Hubby and I decided to limit our classes and Osher activities to have as few morning drives to campus as possible. I chose my class, Early Utah Arts: 1847 to 1940, because it’s a class I don’t have to prepare for or do a lot of reading to prepare, and it’s on Wednesdays when we have a different talk each week–at noon–by a variety of interesting people and organizations. Also, I do a lot of reading on my own, and I didn’t want to do a lot of additional reading. When the class is done, I can either followup with additional searches on the internet, or I can forget about it until next Wednesday.
All I have to do is show up, with or without a notebook and pen (which works well with my faulty memory), choose a seat, sit back and watch (powerpoint presentations) and listen. In this way I’m learning a lot of local color and history in addition to learning what art is “collectible” in Utah. Things like this, art, sticks better if it’s fed to me in an anecdotal way in which I tend to remember things best. As a former Docent myself with some experience passing along stories, I find people care less about dates that are easy to forget, but remember better when things are framed within a time period or when an interesting story can be woven around it in the telling.
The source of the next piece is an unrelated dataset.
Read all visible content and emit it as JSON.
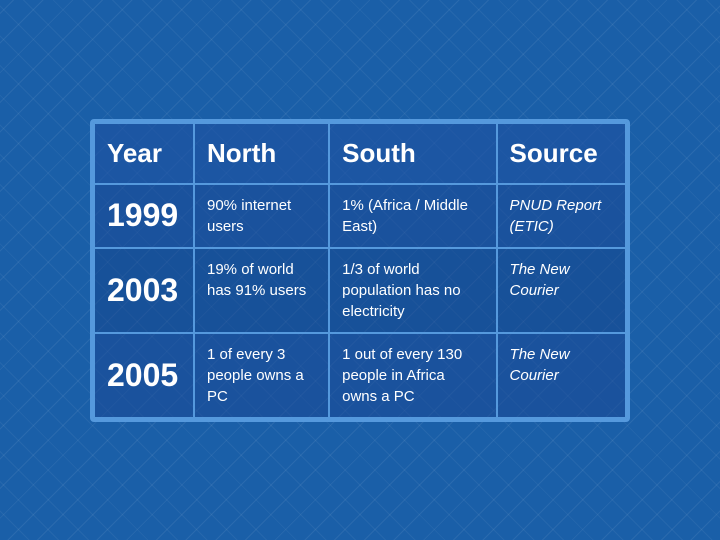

After my class ends, I have a half-hour break during which I usually chat with other class members I’ve come to know over the years. Then around 11:30 Hubby shows up for Lunch & Learn with a brown bag lunch we share while waiting for the lecture to begin. Today’s program was a slide show presentation about climbing Mount Everest by a local woman, Carol Masheter (also known as Silver Fox) in her 60’s. On May 24, 2008, along with an assortment of other adventurists–of which she was almost the oldest (a silver haired man was 3 months older)–conquered Mt. Everest, the highest mountain in the world. The whole trip, from SLC and back again, took about 70 days. She shared some of the highs (beautiful photographs, natch!) and lows (on the descent she suffered a sort of high-altitude–~26,000 feet–blindness). She’s very near finishing a book about the experience, (working title No Magic Helicopters). Talk about breaking stereotypes!
At one point, I think when Dr. Masheter was sharing tips about physically preparing for such a trip, I leaned over to Hubby and whispered, does this make you want to do something like this? Hubby has always been a fidgety and adventurous type who has problems sitting still very long, so I could easily imagine the wheels in his head turning. I was greatly relieved with his answer: actually this all seems like a highly unnecessary activity at this point. It’s good we’re slowing down at similar rates, ’cause I’d be awfully jealous if he could do that ’cause I know I can’t.
After lecture is over, I leave and have the afternoon to myself. Last week I stopped by my hairdresser’s for a short visit. Today I stopped by a small strip mall I pass on my way home. I got a bit carried away in Steinmart’s trying on all the scarves and hats. I’ve always loved hats. I tried on several and loved them all, feeling very gratified to see, well, almost sideburns, poking out on the edges! Yes, there’s a tuft or two of hair that show. So even though I need a new hat like another hole in the head, I bought one.
So, what do you think? Is it a good year for hats?